A lot of this Illinois team has played with each other for a long time. The linebackers and defensive backs especially know each other well. That doesn’t mean years of experience together will improve the speed the team plays at, but it can improve the way they communicate with each other on the field.

“I don’t think that determines the speed we play. I think it determines more the trust, knowing who I am out there,” Adams said.”

“So say if I see something I could tell Nate [Hobbs], ‘Nate, I need you to cover me’ because I see something. So just knowing that you could trust somebody and knowing that Nate has the athletic ability or Sydney [Brown] or Devon or any one of them guys.

Knowing who you’re playing with, so if you if you see something, you got somebody that the cover your back, basically, that’s the biggest thing, having somebody you trust out there. So you can play off your instincts.”

And of course this 2020 season will be about more than just what’s on the field. Big Ten football just announced its plan of return last week. With new COVID-19 safety protocols and guidelines administered not only by the Big Ten but by the University of Illinois, this team will have to hold each other accountable on and off the field.

“Yeah, that’s the biggest thing. I know, Coach [Lovie] Smith preaches that to the older guys that we need to police the team, and just take accountability and take matters in our own hand with our own physician group, just keeping these guys away from everybody on campus and just trying to create a little bubble.”

This season means more for the veterans of the team that have been with Smith for all of the ups and downs the Illini have faced, something that the younger guys haven’t experienced, and explaining to them how crucial it is to have socially strict behavior might not be the easiest.

“I think that’s gonna be a challenge.

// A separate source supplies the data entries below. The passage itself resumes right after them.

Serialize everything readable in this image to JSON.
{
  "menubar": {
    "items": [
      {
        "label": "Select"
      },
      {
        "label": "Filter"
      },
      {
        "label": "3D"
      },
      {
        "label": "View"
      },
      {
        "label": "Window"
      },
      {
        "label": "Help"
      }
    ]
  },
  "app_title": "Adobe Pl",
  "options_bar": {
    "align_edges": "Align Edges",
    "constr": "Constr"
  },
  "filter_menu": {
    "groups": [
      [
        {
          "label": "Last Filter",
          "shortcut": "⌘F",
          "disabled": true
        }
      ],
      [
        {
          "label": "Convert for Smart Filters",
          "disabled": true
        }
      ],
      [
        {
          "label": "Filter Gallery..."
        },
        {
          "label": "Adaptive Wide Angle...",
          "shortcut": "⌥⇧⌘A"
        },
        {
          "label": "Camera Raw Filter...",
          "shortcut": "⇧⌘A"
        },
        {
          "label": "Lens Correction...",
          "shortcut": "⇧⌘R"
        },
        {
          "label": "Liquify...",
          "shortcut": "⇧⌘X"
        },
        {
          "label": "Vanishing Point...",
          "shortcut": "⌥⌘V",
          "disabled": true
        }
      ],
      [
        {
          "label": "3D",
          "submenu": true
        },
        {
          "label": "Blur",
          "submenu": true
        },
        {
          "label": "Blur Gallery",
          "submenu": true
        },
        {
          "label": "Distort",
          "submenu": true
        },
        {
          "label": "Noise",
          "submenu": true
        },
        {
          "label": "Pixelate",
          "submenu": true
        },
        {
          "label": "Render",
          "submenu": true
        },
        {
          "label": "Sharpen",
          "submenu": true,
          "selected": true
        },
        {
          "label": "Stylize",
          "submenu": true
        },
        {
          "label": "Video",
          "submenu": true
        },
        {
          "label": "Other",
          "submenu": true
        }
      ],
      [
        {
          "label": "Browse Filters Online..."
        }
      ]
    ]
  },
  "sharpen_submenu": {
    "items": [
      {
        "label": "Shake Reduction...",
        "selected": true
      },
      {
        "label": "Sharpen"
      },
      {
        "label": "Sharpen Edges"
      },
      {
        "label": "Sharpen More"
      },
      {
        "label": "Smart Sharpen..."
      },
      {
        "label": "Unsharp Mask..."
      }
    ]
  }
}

Because you don’t know if the younger guys gonna take it as serious as you do. Because you don’t know if they see how special this team could be. But that’s for us to preach to them. And I believe we can get the job done for sure.”

It isn’t always easy to discipline your own teammates. Everyone doesn’t forget about each other when they walk off the field — they’ve built friendships. But with knowing how disciplined each player needs to be, Adams said they may need to push those friendships to the side.

“I think you got to take the friendship matter out of it. We are a team, we got goals, we need to get things done. And we can’t have anyone jeopardizing that right now. I know Coach Smith, everyday preaches it to us. But I think we need to enforce it a little bit more. And I think we will. We will.”